Coronal mass ejections (CMEs), often associated with flares1-3, are the most powerful magnetic phenomena occurring on the Sun. Stars show magnetic activity levels up to ten thousand times higher4, and CME effects on stellar physics and circumstellar environments are predicted to be substantial5-9. However, stellar CMEs remain observationally unexplored. Using time-resolved high-resolution X-ray spectroscopy of a stellar flare on the active star HR 9024 observed with the High Energy Transmission Grating Spectrometer onboard the Chandra X-ray Observatory space telescope, we distinctly detected Doppler shifts in S xvi, Si xiv and Mg xii lines that indicate upward and downward motions of hot plasmas (around 10-25 MK) within the flaring loop, with velocities of 100-400 km s-1, in agreement with a model of a flaring magnetic tube. Most notably, we also detected a later blueshift in the O viii line that reveals an upward motion, with velocity 90 ± 30 km s-1, of cool plasma (about 4 MK), that we ascribe to a CME coupled to the flare. From this evidence we were able to derive a CME mass of 1 .2-0.8+2.6×1 021 g and a CME kinetic energy of 5 .2-3.6+27.7×1 034 erg.

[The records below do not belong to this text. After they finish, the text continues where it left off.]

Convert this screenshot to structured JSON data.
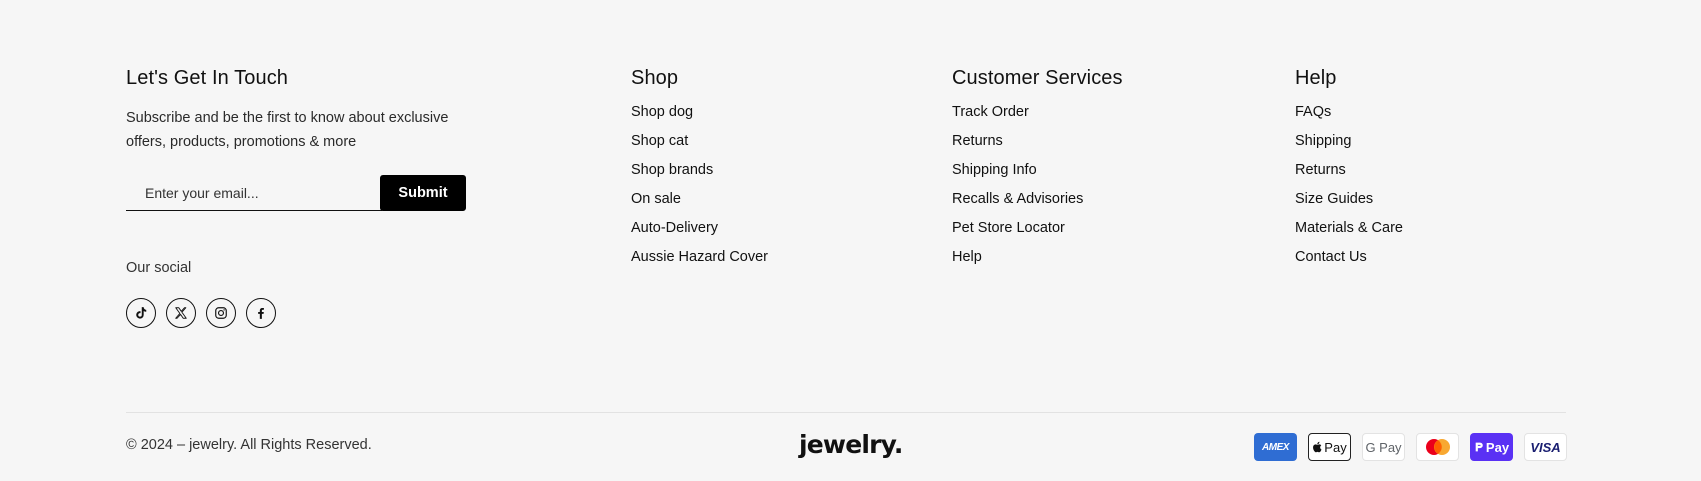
{
  "touch": {
    "title": "Let's Get In Touch",
    "subscribe_text": "Subscribe and be the first to know about exclusive offers, products, promotions & more",
    "email_placeholder": "Enter your email...",
    "submit_label": "Submit",
    "social_label": "Our social",
    "social_icons": [
      "tiktok-icon",
      "x-icon",
      "instagram-icon",
      "facebook-icon"
    ]
  },
  "shop": {
    "title": "Shop",
    "links": [
      "Shop dog",
      "Shop cat",
      "Shop brands",
      "On sale",
      "Auto-Delivery",
      "Aussie Hazard Cover"
    ]
  },
  "customer_services": {
    "title": "Customer Services",
    "links": [
      "Track Order",
      "Returns",
      "Shipping Info",
      "Recalls & Advisories",
      "Pet Store Locator",
      "Help"
    ]
  },
  "help": {
    "title": "Help",
    "links": [
      "FAQs",
      "Shipping",
      "Returns",
      "Size Guides",
      "Materials & Care",
      "Contact Us"
    ]
  },
  "bottom": {
    "copyright": "© 2024 – jewelry. All Rights Reserved.",
    "logo": "jewelry.",
    "payments": {
      "amex": "AMEX",
      "apple_pay": "Pay",
      "google_pay": "G Pay",
      "shop_pay": "Pay",
      "visa": "VISA"
    }
  },
  "colors": {
    "background": "#f6f6f6",
    "button": "#000000",
    "amex": "#2f6dd3",
    "shop_pay": "#5a31f4",
    "mastercard_red": "#eb001b",
    "mastercard_orange": "#f79e1b"
  }
}
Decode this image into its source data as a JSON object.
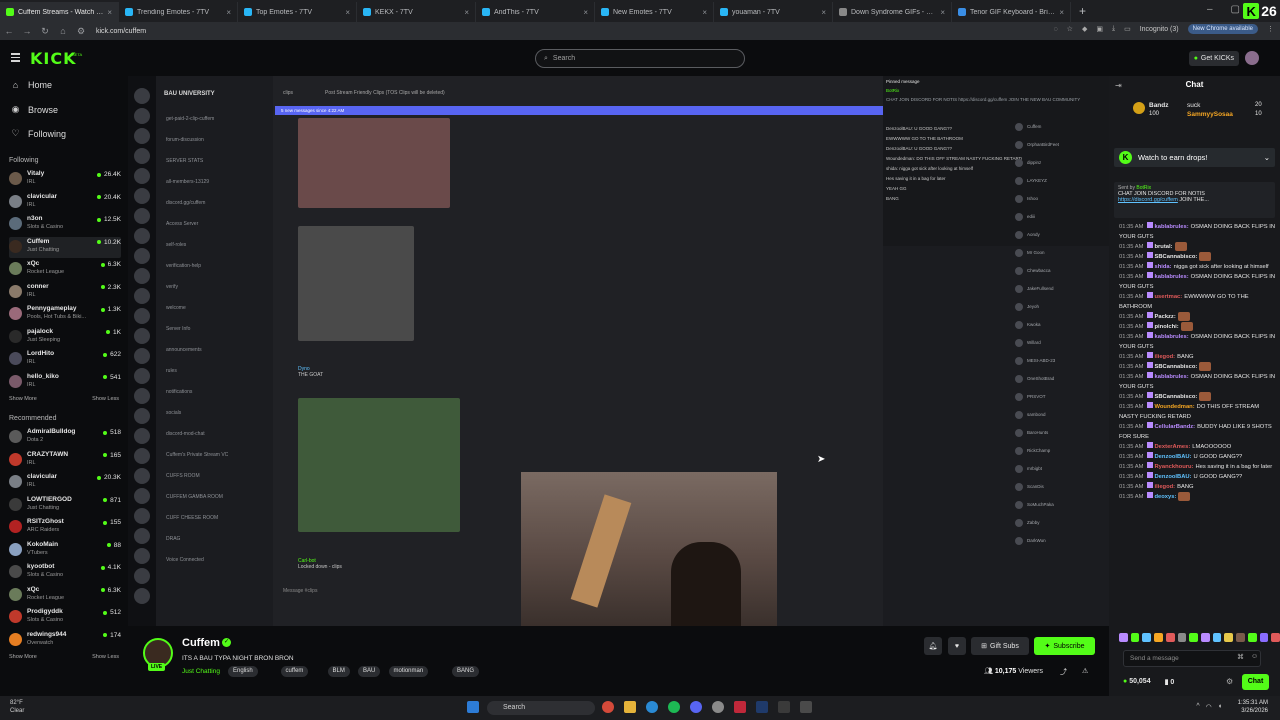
{
  "browser": {
    "tabs": [
      {
        "title": "Cuffem Streams - Watch Live on",
        "active": true,
        "color": "#53fc18"
      },
      {
        "title": "Trending Emotes - 7TV",
        "active": false,
        "color": "#29b6f6"
      },
      {
        "title": "Top Emotes - 7TV",
        "active": false,
        "color": "#29b6f6"
      },
      {
        "title": "KEKX - 7TV",
        "active": false,
        "color": "#29b6f6"
      },
      {
        "title": "AndThis - 7TV",
        "active": false,
        "color": "#29b6f6"
      },
      {
        "title": "New Emotes - 7TV",
        "active": false,
        "color": "#29b6f6"
      },
      {
        "title": "youaman - 7TV",
        "active": false,
        "color": "#29b6f6"
      },
      {
        "title": "Down Syndrome GIFs - Find &",
        "active": false,
        "color": "#888888"
      },
      {
        "title": "Tenor GIF Keyboard - Bring Pe",
        "active": false,
        "color": "#3a8ee6"
      }
    ],
    "new_tab": "+",
    "url": "kick.com/cuffem",
    "incognito_label": "Incognito (3)",
    "new_chrome_label": "New Chrome available",
    "kick_badge_letter": "K",
    "kick_badge_count": "26"
  },
  "header": {
    "logo": "KICK",
    "logo_beta": "BETA",
    "search_placeholder": "Search",
    "get_kicks_label": "Get KICKs"
  },
  "sidebar": {
    "nav": [
      {
        "label": "Home",
        "icon": "⌂"
      },
      {
        "label": "Browse",
        "icon": "◉"
      },
      {
        "label": "Following",
        "icon": "♡"
      }
    ],
    "following_title": "Following",
    "following": [
      {
        "name": "Vitaly",
        "category": "IRL",
        "viewers": "26.4K",
        "color": "#6b5a4a"
      },
      {
        "name": "clavicular",
        "category": "IRL",
        "viewers": "20.4K",
        "color": "#7a7f86"
      },
      {
        "name": "n3on",
        "category": "Slots & Casino",
        "viewers": "12.5K",
        "color": "#5b6b7a"
      },
      {
        "name": "Cuffem",
        "category": "Just Chatting",
        "viewers": "10.2K",
        "color": "#3a2a20",
        "selected": true
      },
      {
        "name": "xQc",
        "category": "Rocket League",
        "viewers": "6.3K",
        "color": "#6a7b5a"
      },
      {
        "name": "conner",
        "category": "IRL",
        "viewers": "2.3K",
        "color": "#8a7a6a"
      },
      {
        "name": "Pennygameplay",
        "category": "Pools, Hot Tubs & Biki...",
        "viewers": "1.3K",
        "color": "#9a6a7a"
      },
      {
        "name": "pajalock",
        "category": "Just Sleeping",
        "viewers": "1K",
        "color": "#2a2a2a"
      },
      {
        "name": "LordHito",
        "category": "IRL",
        "viewers": "622",
        "color": "#4a4a5a"
      },
      {
        "name": "hello_kiko",
        "category": "IRL",
        "viewers": "541",
        "color": "#7a5a6a"
      }
    ],
    "show_more": "Show More",
    "show_less": "Show Less",
    "recommended_title": "Recommended",
    "recommended": [
      {
        "name": "AdmiralBulldog",
        "category": "Dota 2",
        "viewers": "518",
        "color": "#5a5a5a"
      },
      {
        "name": "CRAZYTAWN",
        "category": "IRL",
        "viewers": "165",
        "color": "#c0392b"
      },
      {
        "name": "clavicular",
        "category": "IRL",
        "viewers": "20.3K",
        "color": "#7a7f86"
      },
      {
        "name": "LOWTIERGOD",
        "category": "Just Chatting",
        "viewers": "871",
        "color": "#3a3a3a"
      },
      {
        "name": "RSITzGhost",
        "category": "ARC Raiders",
        "viewers": "155",
        "color": "#b22222"
      },
      {
        "name": "KokoMain",
        "category": "VTubers",
        "viewers": "88",
        "color": "#8aa0c0"
      },
      {
        "name": "kyootbot",
        "category": "Slots & Casino",
        "viewers": "4.1K",
        "color": "#4a4a4a"
      },
      {
        "name": "xQc",
        "category": "Rocket League",
        "viewers": "6.3K",
        "color": "#6a7b5a"
      },
      {
        "name": "Prodigyddk",
        "category": "Slots & Casino",
        "viewers": "512",
        "color": "#c0392b"
      },
      {
        "name": "redwings944",
        "category": "Overwatch",
        "viewers": "174",
        "color": "#e67e22"
      }
    ]
  },
  "video": {
    "discord_server": "BAU UNIVERSITY",
    "channels": [
      "get-paid-2-clip-cuffem",
      "forum-discussion",
      "SERVER STATS",
      "all-members-13129",
      "discord.gg/cuffem",
      "Access Server",
      "self-roles",
      "verification-help",
      "verify",
      "welcome",
      "Server Info",
      "announcements",
      "rules",
      "notifications",
      "socials",
      "discord-mod-chat",
      "Cuffem's Private Stream VC",
      "CUFFS ROOM",
      "CUFFEM GAMBA ROOM",
      "CUFF CHEESE ROOM",
      "DRAG",
      "Voice Connected"
    ],
    "channel_header": "clips",
    "channel_topic": "Post Stream Friendly Clips (TOS Clips will be deleted)",
    "new_messages": "5 new messages since 4:22 AM",
    "messages": [
      {
        "user": "Dyno",
        "text": "THE GOAT"
      },
      {
        "user": "Carl-bot",
        "text": "Locked down - clips"
      }
    ],
    "message_placeholder": "Message #clips",
    "pinned_title": "Pinned message",
    "pinned_user": "BotRix",
    "pinned_text": "CHAT JOIN DISCORD FOR NOTIS https://discord.gg/cuffem JOIN THE NEW BAU COMMUNITY",
    "overlay_chat": [
      "DenzoolBAU: U GOOD GANG??",
      "EWWWWW GO TO THE BATHROOM",
      "DenzoolBAU: U GOOD GANG??",
      "Woundedman: DO THIS OFF STREAM NASTY FUCKING RETARD",
      "shida: nigga got sick after looking at himself",
      "Hes saving it in a bag for later",
      "YEAH GG",
      "BANG"
    ],
    "members": [
      "Cuffem",
      "OrphanBirdFeet",
      "dippinz",
      "LAYKEYZ",
      "Ishoo",
      "ediii",
      "Aondy",
      "Mr Goon",
      "Chewbacca",
      "JakeFullsend",
      "Jeyoh",
      "Kwoka",
      "Willard",
      "MESI-ABD-23",
      "OneShotBrad",
      "PRSVOT",
      "sambond",
      "BaroHunts",
      "RickChamp",
      "mrbigbt",
      "ScanDis",
      "SoMuchPaka",
      "Zabby",
      "DarkWun"
    ]
  },
  "stream": {
    "streamer": "Cuffem",
    "live_label": "LIVE",
    "title": "ITS A BAU TYPA NIGHT BRON BRON",
    "category": "Just Chatting",
    "tags": [
      "English",
      "cuffem",
      "BLM",
      "BAU",
      "motionman",
      "BANG"
    ],
    "gift_subs_label": "Gift Subs",
    "subscribe_label": "Subscribe",
    "viewers": "10,175",
    "viewers_label": "Viewers"
  },
  "chat": {
    "title": "Chat",
    "leaderboard": [
      {
        "name": "Bandz",
        "amount": "100",
        "value": "suck",
        "count": "20"
      },
      {
        "name": "SammyySosaa",
        "count": "10"
      }
    ],
    "watch_label": "Watch to earn drops!",
    "pinned_sent_by": "Sent by",
    "pinned_sender": "BotRix",
    "pinned_text": "CHAT JOIN DISCORD FOR NOTIS",
    "pinned_link": "https://discord.gg/cuffem",
    "pinned_more": "JOIN THE...",
    "messages": [
      {
        "time": "01:35 AM",
        "user": "kablabrules:",
        "color": "#b98bff",
        "text": "OSMAN DOING BACK FLIPS IN YOUR GUTS"
      },
      {
        "time": "01:35 AM",
        "user": "brutal:",
        "color": "#e6e6e6",
        "text": ""
      },
      {
        "time": "01:35 AM",
        "user": "SBCannabisco:",
        "color": "#e6e6e6",
        "text": ""
      },
      {
        "time": "01:35 AM",
        "user": "shida:",
        "color": "#b98bff",
        "text": "nigga got sick after looking at himself"
      },
      {
        "time": "01:35 AM",
        "user": "kablabrules:",
        "color": "#b98bff",
        "text": "OSMAN DOING BACK FLIPS IN YOUR GUTS"
      },
      {
        "time": "01:35 AM",
        "user": "usertmac:",
        "color": "#e05a5a",
        "text": "EWWWWW GO TO THE BATHROOM"
      },
      {
        "time": "01:35 AM",
        "user": "Packzz:",
        "color": "#e6e6e6",
        "text": ""
      },
      {
        "time": "01:35 AM",
        "user": "pinolchi:",
        "color": "#e6e6e6",
        "text": ""
      },
      {
        "time": "01:35 AM",
        "user": "kablabrules:",
        "color": "#b98bff",
        "text": "OSMAN DOING BACK FLIPS IN YOUR GUTS"
      },
      {
        "time": "01:35 AM",
        "user": "iliegod:",
        "color": "#e05a5a",
        "text": "BANG"
      },
      {
        "time": "01:35 AM",
        "user": "SBCannabisco:",
        "color": "#e6e6e6",
        "text": ""
      },
      {
        "time": "01:35 AM",
        "user": "kablabrules:",
        "color": "#b98bff",
        "text": "OSMAN DOING BACK FLIPS IN YOUR GUTS"
      },
      {
        "time": "01:35 AM",
        "user": "SBCannabisco:",
        "color": "#e6e6e6",
        "text": ""
      },
      {
        "time": "01:35 AM",
        "user": "Woundedman:",
        "color": "#f5a623",
        "text": "DO THIS OFF STREAM NASTY FUCKING RETARD"
      },
      {
        "time": "01:35 AM",
        "user": "CellularBandz:",
        "color": "#b98bff",
        "text": "BUDDY HAD LIKE 9 SHOTS FOR SURE"
      },
      {
        "time": "01:35 AM",
        "user": "DexterAmes:",
        "color": "#e05a5a",
        "text": "LMAOOOOOO"
      },
      {
        "time": "01:35 AM",
        "user": "DenzoolBAU:",
        "color": "#5fc2ff",
        "text": "U GOOD GANG??"
      },
      {
        "time": "01:35 AM",
        "user": "Ryanckhouru:",
        "color": "#e05a5a",
        "text": "Hes saving it in a bag for later"
      },
      {
        "time": "01:35 AM",
        "user": "DenzoolBAU:",
        "color": "#5fc2ff",
        "text": "U GOOD GANG??"
      },
      {
        "time": "01:35 AM",
        "user": "iliegod:",
        "color": "#e05a5a",
        "text": "BANG"
      },
      {
        "time": "01:35 AM",
        "user": "deoxys:",
        "color": "#5fc2ff",
        "text": ""
      }
    ],
    "send_placeholder": "Send a message",
    "kicks_balance": "50,054",
    "second_balance": "0",
    "chat_button": "Chat"
  },
  "taskbar": {
    "temperature": "82°F",
    "weather": "Clear",
    "search_label": "Search",
    "time": "1:35:31 AM",
    "date": "3/26/2026"
  },
  "colors": {
    "kick_green": "#53fc18",
    "discord_blurple": "#5865f2",
    "background": "#0b0c0e"
  }
}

These values provide clues in the extrapolation of the solar case to higher activity levels in other stars, suggesting that CMEs could indeed be a major cause of mass and angular momentum loss.
- Pub Date:
- May 2019
- Astrophysics - Solar and Stellar Astrophysics;
- Astrophysics - High Energy Astrophysical Phenomena
- Letter published on Nature Astronomy, see https://rdcu.be/bEAta